Outrage features a hell of a juicy concept. Dick basically embarks on a quest to “out” certain right-wing, family-values conservatives as closeted homosexuals. He’s not doing it out of spite, mind you. He’s choosing politicians whose voting records are staunchly anti-gay. Should it come as a shock to audiences that politicians who most frequently vote against gay marriage, AIDS research, health coverage for same-sex partners and other such legislation are, in fact, self-loathing homosexuals? Probably not. The secretly gay gaybasher is as much a well-established cliché as the weak-willed bully. Watching poor Larry Craig flail his way through his unconvincing “No, I really am a heterosexual!” speech during the opening credits hardly sets Outrage up as a major shockeroo.
But Outrage isn’t so much about surprising tabloid newspaper allegations. (Not entirely, anyway.) Some (mostly ex-) politicians have already outed themselves (New Jersey Gov. James McGreevey, Arizona Congressman Jim Kolbe). Others (mostly current, mostly Republican) look increasingly suspicious as Dick piles on the testimony of journalists, activists and alleged “companions.” Still, it’s beyond the capacity of a single film to actually “prove” any of these allegations. Is Florida Gov. Charlie Crist a real man’s man, if you know what I mean? It’s a mighty plausible argument, but I wouldn’t want to have to prove it in court—which brings us to the real question here: Beyond the salacious dirt-digging, what is the real point of making these men’s sex lives public?

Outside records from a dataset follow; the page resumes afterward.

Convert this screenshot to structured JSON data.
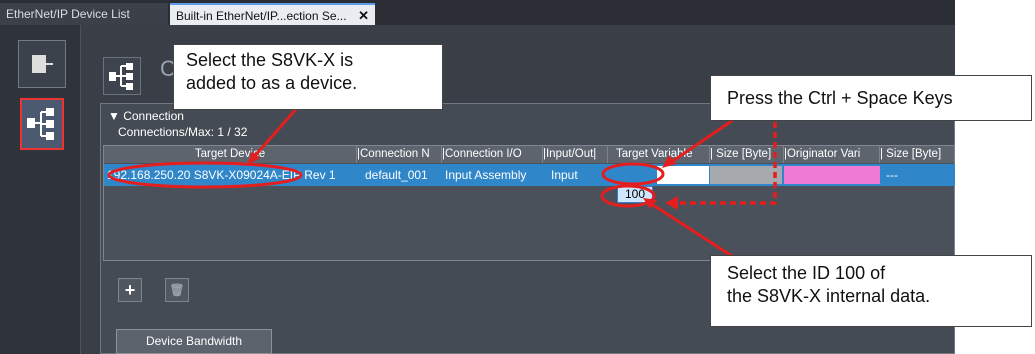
{
  "tabs": [
    {
      "label": "EtherNet/IP Device List"
    },
    {
      "label": "Built-in EtherNet/IP...ection Se...",
      "close": "✕"
    }
  ],
  "header": {
    "partial_title": "C"
  },
  "connections": {
    "section_label": "▼ Connection",
    "count_label": "Connections/Max: 1 / 32",
    "columns": [
      "Target Device",
      "|Connection N",
      "|Connection I/O",
      "|Input/Out|",
      "Target Variable",
      "| Size [Byte]",
      "|Originator Vari",
      "| Size [Byte]"
    ],
    "rows": [
      {
        "target_device": "192.168.250.20 S8VK-X09024A-EIP Rev 1",
        "connection_name": "default_001",
        "connection_io": "Input Assembly",
        "io_type": "Input",
        "target_variable": "",
        "size": "",
        "originator_variable": "",
        "orig_size": "---"
      }
    ],
    "dropdown_option": "100"
  },
  "buttons": {
    "add": "+",
    "delete": "🗑",
    "bandwidth": "Device Bandwidth"
  },
  "callouts": {
    "select_device": [
      "Select the S8VK-X is",
      "added to as a device."
    ],
    "press_keys": "Press the Ctrl + Space Keys",
    "select_id": [
      "Select the ID 100 of",
      "the S8VK-X internal data."
    ]
  },
  "colors": {
    "annotation_red": "#e41e1e",
    "selected_row": "#2f86c9",
    "pink_cell": "#ef7ad4"
  }
}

Wisely, Outrage turns to comfortably self-outed Congressman Barney Frank for its slogan. “There is a right to privacy,” admits Frank. “But there is no right to hypocrisy.” Outrage, you see, is less about, “Hey, that California Rep. David Dreier sure looks swishy,” and more about the sad fact that many people (not just politicians) are living a lie. “I've had members of Congress crying in my arms because they didn't know how to come out,” says activist Elizabeth Birch in one of Outrage’s more emotional moments. Lest we forget, though, these closeted politicians are charged with creating the laws of our nation. Many of them are voting against their own interests (and the interests of millions like them) simply because they are convinced it’s what mainstream America wants to hear. That, my friends, is some dangerous hypocrisy.
Rest assured, Mr. Dick makes the occasional equal opportunity accusation. Liberal Democrat Ed Koch gets called to the pink carpet for sleeping with dudes and offering a lackadaisical record on AIDS and gay rights while mayor of New York. The filmmaker also finds time to blame the media for covering up much of this information. The point about the media’s sleaxy facination with heterosexual affairs (John Edwards’ extramarital dalliance, Gov. Mark Sanford’s Argentine adventure) and relative disinterest in homosexual activities is well noted. But Dick pushes the boundaries by declaring this a “conspiracy.” Media outlets are so terrified of libel lawsuits these days, it’s no wonder few publications are willing to make ill-supported allegations against powerful politicians.
In the final tally, Outrage is less about “naming names” and more about shining the light of day on a group of people who are essentially trying to destroy themselves (and take a certain portion of society with them). Disturbing, thrilling, frightening and dynamic, Outrage gleefully supplies the “out” and leaves audiences to add the “rage.”